## Problem to solve
All of the entries need to be printed again exactly; pictures are the only thing to omit.

## Available data
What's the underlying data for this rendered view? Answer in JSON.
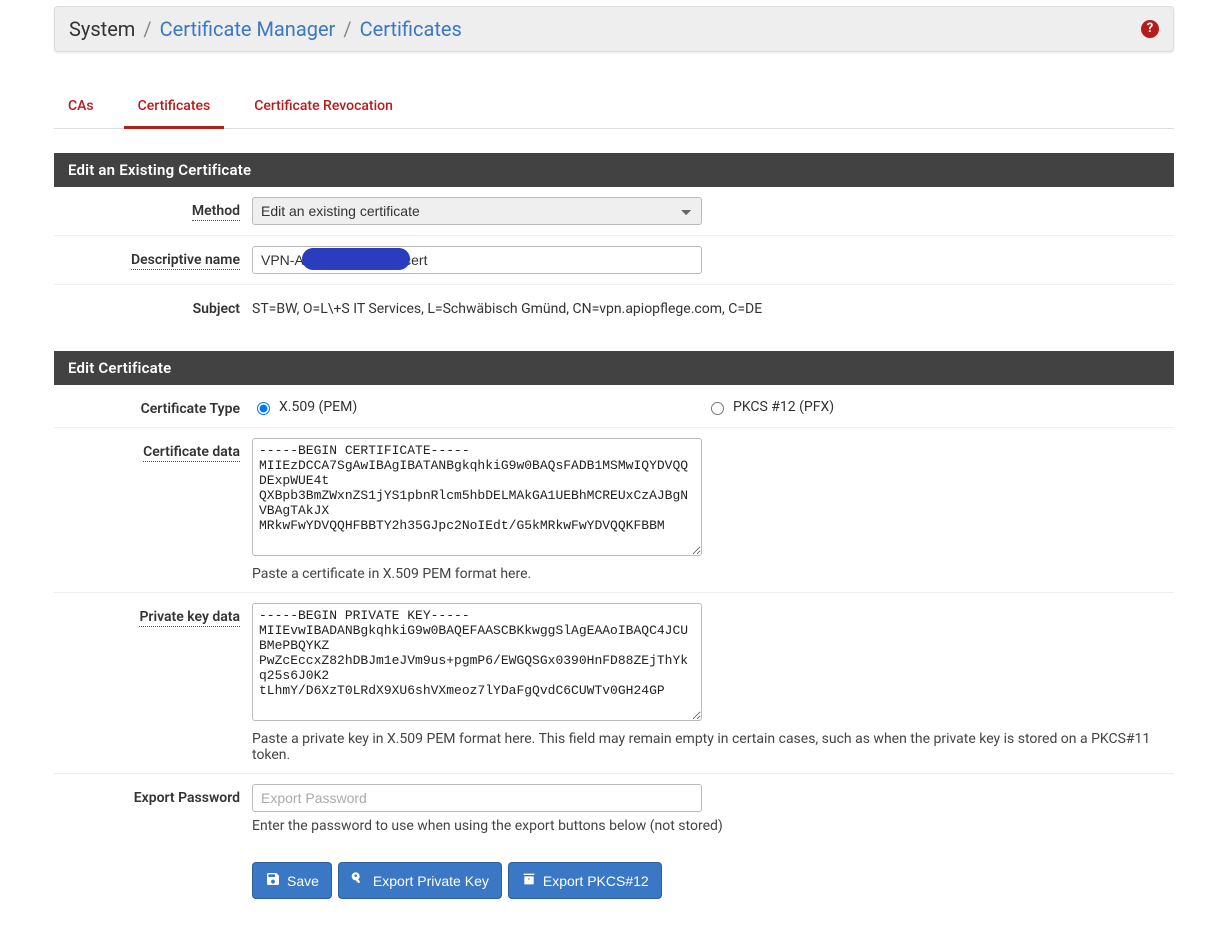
{
  "breadcrumb": {
    "root": "System",
    "mid": "Certificate Manager",
    "leaf": "Certificates"
  },
  "tabs": {
    "cas": "CAs",
    "certs": "Certificates",
    "crl": "Certificate Revocation"
  },
  "panel1": {
    "title": "Edit an Existing Certificate",
    "method_label": "Method",
    "method_value": "Edit an existing certificate",
    "name_label": "Descriptive name",
    "name_value": "VPN-A                          cert",
    "subject_label": "Subject",
    "subject_value": "ST=BW, O=L\\+S IT Services, L=Schwäbisch Gmünd, CN=vpn.apiopflege.com, C=DE"
  },
  "panel2": {
    "title": "Edit Certificate",
    "certtype_label": "Certificate Type",
    "certtype_pem": "X.509 (PEM)",
    "certtype_pfx": "PKCS #12 (PFX)",
    "certdata_label": "Certificate data",
    "certdata_value": "-----BEGIN CERTIFICATE-----\nMIIEzDCCA7SgAwIBAgIBATANBgkqhkiG9w0BAQsFADB1MSMwIQYDVQQDExpWUE4t\nQXBpb3BmZWxnZS1jYS1pbnRlcm5hbDELMAkGA1UEBhMCREUxCzAJBgNVBAgTAkJX\nMRkwFwYDVQQHFBBTY2h35GJpc2NoIEdt/G5kMRkwFwYDVQQKFBBM",
    "certdata_help": "Paste a certificate in X.509 PEM format here.",
    "keydata_label": "Private key data",
    "keydata_value": "-----BEGIN PRIVATE KEY-----\nMIIEvwIBADANBgkqhkiG9w0BAQEFAASCBKkwggSlAgEAAoIBAQC4JCUBMePBQYKZ\nPwZcEccxZ82hDBJm1eJVm9us+pgmP6/EWGQSGx0390HnFD88ZEjThYkq25s6J0K2\ntLhmY/D6XzT0LRdX9XU6shVXmeoz7lYDaFgQvdC6CUWTv0GH24GP",
    "keydata_help": "Paste a private key in X.509 PEM format here. This field may remain empty in certain cases, such as when the private key is stored on a PKCS#11 token.",
    "exportpw_label": "Export Password",
    "exportpw_placeholder": "Export Password",
    "exportpw_help": "Enter the password to use when using the export buttons below (not stored)"
  },
  "buttons": {
    "save": "Save",
    "export_key": "Export Private Key",
    "export_p12": "Export PKCS#12"
  }
}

## Task answer
What's the underlying data for this rendered view? Answer in JSON.
{
  "breadcrumb": {
    "root": "System",
    "mid": "Certificate Manager",
    "leaf": "Certificates"
  },
  "tabs": {
    "cas": "CAs",
    "certs": "Certificates",
    "crl": "Certificate Revocation"
  },
  "panel1": {
    "title": "Edit an Existing Certificate",
    "method_label": "Method",
    "method_value": "Edit an existing certificate",
    "name_label": "Descriptive name",
    "name_value": "VPN-A                          cert",
    "subject_label": "Subject",
    "subject_value": "ST=BW, O=L\\+S IT Services, L=Schwäbisch Gmünd, CN=vpn.apiopflege.com, C=DE"
  },
  "panel2": {
    "title": "Edit Certificate",
    "certtype_label": "Certificate Type",
    "certtype_pem": "X.509 (PEM)",
    "certtype_pfx": "PKCS #12 (PFX)",
    "certdata_label": "Certificate data",
    "certdata_value": "-----BEGIN CERTIFICATE-----\nMIIEzDCCA7SgAwIBAgIBATANBgkqhkiG9w0BAQsFADB1MSMwIQYDVQQDExpWUE4t\nQXBpb3BmZWxnZS1jYS1pbnRlcm5hbDELMAkGA1UEBhMCREUxCzAJBgNVBAgTAkJX\nMRkwFwYDVQQHFBBTY2h35GJpc2NoIEdt/G5kMRkwFwYDVQQKFBBM",
    "certdata_help": "Paste a certificate in X.509 PEM format here.",
    "keydata_label": "Private key data",
    "keydata_value": "-----BEGIN PRIVATE KEY-----\nMIIEvwIBADANBgkqhkiG9w0BAQEFAASCBKkwggSlAgEAAoIBAQC4JCUBMePBQYKZ\nPwZcEccxZ82hDBJm1eJVm9us+pgmP6/EWGQSGx0390HnFD88ZEjThYkq25s6J0K2\ntLhmY/D6XzT0LRdX9XU6shVXmeoz7lYDaFgQvdC6CUWTv0GH24GP",
    "keydata_help": "Paste a private key in X.509 PEM format here. This field may remain empty in certain cases, such as when the private key is stored on a PKCS#11 token.",
    "exportpw_label": "Export Password",
    "exportpw_placeholder": "Export Password",
    "exportpw_help": "Enter the password to use when using the export buttons below (not stored)"
  },
  "buttons": {
    "save": "Save",
    "export_key": "Export Private Key",
    "export_p12": "Export PKCS#12"
  }
}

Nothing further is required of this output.